Nov 5, 2010

Common sense

Common sense

It was a good week in some parts of the country after Tuesday’s events. On Wednesday morning, after the tally was made, it appeared that hope and change took on a whole new meaning. This was the largest voter turnout for any midterm election in history, which shows us just how disappointed the country is about the current state of our government.

The Republicans gained a lot of ground in the House, but not quite as much in the Senate. That’s okay in my book. Getting some political balance in Washington, D.C., is perhaps the best thing that could have happened. Neither party seems able to handle absolute power very well. Now, politicians will be forced to work together. Hopefully, we’ll see a bit more common sense when our lawmakers get to work. On the flip side, California seems like it might be the only state in the union that’s content with a dysfunctional government.

From where I sit, much of the legislation passed over the last two years could take 10 years to fix. The health care bill was a disaster as far as I’m concerned. Our little company, Western Livestock Journal, just received the new rates for our employee insurance plan for 2011, which came with a 52 percent increase. We’re not alone in this situation. After all the talk and legislation to lessen the burden of health care costs for small business, it’s downright irresponsible for government to create this problem. We’ll figure out how to handle it, but it sure makes one wonder what’s ahead. I would prefer government to stay out of it, but now that’s absolutely impossible. Just imagine if Congress had managed to pass some sort of cap and trade energy policy.

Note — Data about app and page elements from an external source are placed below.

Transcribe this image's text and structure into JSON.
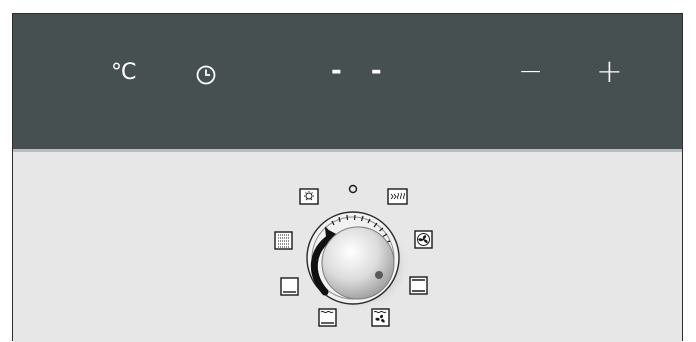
{
  "display": {
    "temperature_label": "°C",
    "time_icon": "clock-icon",
    "value_readout": "- -",
    "minus_label": "−",
    "plus_label": "+"
  },
  "knob": {
    "off_marker": "off-position",
    "modes": [
      "oven-light",
      "grill-large",
      "bottom-heat",
      "bottom-heat-with-pizza",
      "fan-grill",
      "top-bottom-heat",
      "fan-heat",
      "rapid-heat"
    ]
  },
  "colors": {
    "display_bg": "#465050",
    "panel_bg": "#e6e7e6",
    "text": "#ffffff"
  }
}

Okay, that’s enough ranting for the week. Jerry York, my wife, Rita, and I recently spent a week in Virginia setting up our next WLJ Ranch Study Tour. The country was gorgeous and the people were great. We met quite a few young, progressive cattlemen who manage dynamic cattle operations and are very aware of the value of their cattle and their markets.

Interestingly, they are also strongly opposed to USDA’s Grain Inspection Packers and Stockyards Administration (GIPSA) proposed rule changes to the Packers and Stockyards Act. Several of our new friends retain ownership of their cattle and sell through value-based marketing programs which are threatened by the proposal. They pay very close attention to their breeding programs and cost of production and are afraid that the changes to alternative marketing agreements and contracting will damage their ability to maximize ranch revenues.

Most simply couldn’t stand the idea of more government regulation in the livestock industry. It seems that not many people actually believe that government intervention is required to maintain a profitable ranching operation. One outfit we visited is being managed by the seventh generation.

Imagine all those years of success without government help in the cattle markets.

Several ranchers told us about an Associated Press story about the rules that ran on the front page of the local community newspaper. They were livid that the article suggested that they couldn’t survive in the livestock business without the government’s help. They told us the newspaper seldom carries stories about agriculture.

Now that the elections have passed, this competition rule shell game could change. The issue became very political and with the Republicans now dominant in the House, they will have the chairmanship of the House Ag Committee. The Republicans have already shown their opposition to how USDA interpreted the Farm Bill rule that started this fight. They realize that GIPSA Administrator Dudley Butler has a personal agenda behind the competition rule. It would appear that the new politics in the House Ag Committee could have a favorable impact on some of these ag issues such as ethanol, livestock markets and, hopefully, trade.

I believe that the bulk of livestock producers are not very happy about this GIPSA rule and most seem to think the livestock markets are working just fine. The strategy that the proponents have taken to further their attempt to change the dynamics of the livestock industry have become outrageous. The antics employed by some of these groups probably marks a very low point in the industry’s history. Now, after the elections, hopefully, there is a chance that truth, common sense and cooler heads will prevail. — PETE CROW